This time Kibaki, now 81, has chosen to retire but Prime Minister Odinga is running for president again. Odinga’s new opponent is Uhuru Kenyatta, who is neck-and-neck with Odinga according to polls, even though Kenyatta has been indicted by the International Criminal Court for crimes against humanity stemming from his alleged role in masterminding the post-election violence of 2008. Kenyatta says he fully expects to win the office that he considers his birthright (his father Jomo Kenyatta was the country’s first president after independence). He is so sure of the outcome that a Kenyatta campaign billboard in Nairobi seems to offer to spare Kenyans the bother of conducting the election.

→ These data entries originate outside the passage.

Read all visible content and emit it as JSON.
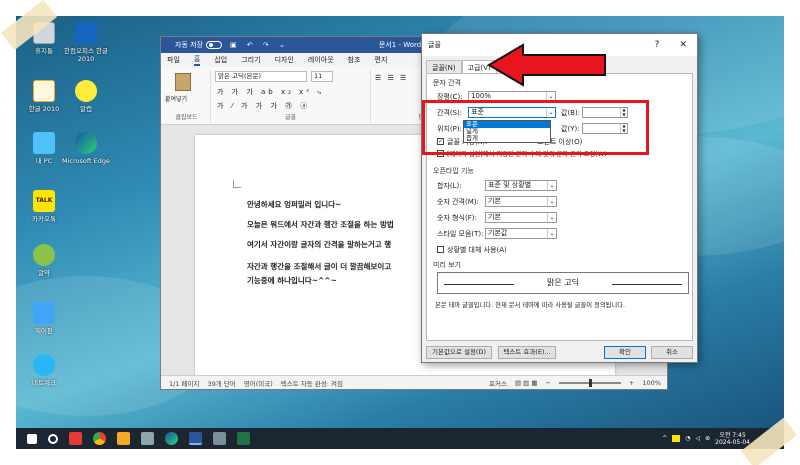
{
  "desktop": {
    "icons": [
      {
        "label": "휴지통",
        "icon": "recycle-bin-icon"
      },
      {
        "label": "한컴오피스 한글 2010",
        "icon": "hancom-office-icon"
      },
      {
        "label": "한글 2010",
        "icon": "hangul-doc-icon"
      },
      {
        "label": "알캡",
        "icon": "alcapture-icon"
      },
      {
        "label": "내 PC",
        "icon": "my-pc-icon"
      },
      {
        "label": "Microsoft Edge",
        "icon": "edge-icon"
      },
      {
        "label": "카카오톡",
        "icon": "kakaotalk-icon"
      },
      {
        "label": "알약",
        "icon": "alyac-icon"
      },
      {
        "label": "제어판",
        "icon": "control-panel-icon"
      },
      {
        "label": "네트워크",
        "icon": "network-icon"
      }
    ],
    "kakao_logo": "TALK"
  },
  "word": {
    "autosave": "자동 저장",
    "doc_title": "문서1 - Word",
    "menu": [
      "파일",
      "홈",
      "삽입",
      "그리기",
      "디자인",
      "레이아웃",
      "참조",
      "편지"
    ],
    "active_menu": "홈",
    "ribbon": {
      "paste": "붙여넣기",
      "font_name": "맑은 고딕(본문)",
      "font_size": "11",
      "group_clipboard": "클립보드",
      "group_font": "글꼴",
      "group_para": "단"
    },
    "body": [
      "안녕하세요 엉퍼밀러 입니다~",
      "오늘은 워드에서 자간과 행간 조절을 하는 방법",
      "여기서 자간이랑 글자의 간격을 말하는거고 행",
      "자간과 행간을 조절해서 글이 더 깔끔해보이고",
      "기능중에 하나입니다~^^~"
    ],
    "status": {
      "page": "1/1 페이지",
      "words": "39개 단어",
      "lang": "영어(미국)",
      "predict": "텍스트 자동 완성: 켜짐",
      "focus": "포커스",
      "zoom": "100%"
    }
  },
  "dialog": {
    "title": "글꼴",
    "help": "?",
    "close": "✕",
    "tabs": [
      "글꼴(N)",
      "고급(V)"
    ],
    "selected_tab": "고급(V)",
    "spacing_section": "문자 간격",
    "scale_label": "장평(C):",
    "scale_value": "100%",
    "spacing_label": "간격(S):",
    "spacing_value": "표준",
    "spacing_options": [
      "표준",
      "넓게",
      "좁게"
    ],
    "spacing_highlight": "표준",
    "by_label": "값(B):",
    "position_label": "위치(P):",
    "position_by_label": "값(Y):",
    "kerning_label": "글꼴 커닝(K):",
    "kerning_suffix": "포인트 이상(O)",
    "grid_label": "[페이지 설정]에서 지정된 문자 수에 맞춰 문자 간격 조정(W)",
    "opentype_section": "오픈타입 기능",
    "ligatures_label": "합자(L):",
    "ligatures_value": "표준 및 상황별",
    "num_spacing_label": "숫자 간격(M):",
    "num_spacing_value": "기본",
    "num_forms_label": "숫자 형식(F):",
    "num_forms_value": "기본",
    "stylistic_label": "스타일 모음(T):",
    "stylistic_value": "기본값",
    "contextual_label": "상황별 대체 사용(A)",
    "preview_section": "미리 보기",
    "preview_text": "맑은 고딕",
    "preview_note": "본문 테마 글꼴입니다. 현재 문서 테마에 따라 사용될 글꼴이 정의됩니다.",
    "btn_default": "기본값으로 설정(D)",
    "btn_effects": "텍스트 효과(E)...",
    "btn_ok": "확인",
    "btn_cancel": "취소"
  },
  "taskbar": {
    "time": "오전 7:45",
    "date": "2024-05-04"
  },
  "colors": {
    "highlight_box": "#e8141e",
    "word_blue": "#2b579a",
    "selection": "#0078d7"
  }
}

Using a slang term for “president” it reads, “It is decided—prezo Uhuru!” Odinga also professes to be so confident of winning that if he is not declared the winner, he has said, it will be because the election was rigged.

The language and behavior of the two men is dangerous, since one of them must lose, and the contest is so close that it would be easy for either one of them to persuade his supporters that he—and they—have been cheated. They know that they are playing with fire and that no peace mural or video can succeed unless Kenya’s political leaders preserve peace as well.

Susan Benesch is currently serving as the Edith Everett Genocide Prevention Fellow at the United States Holocaust Memorial Museum.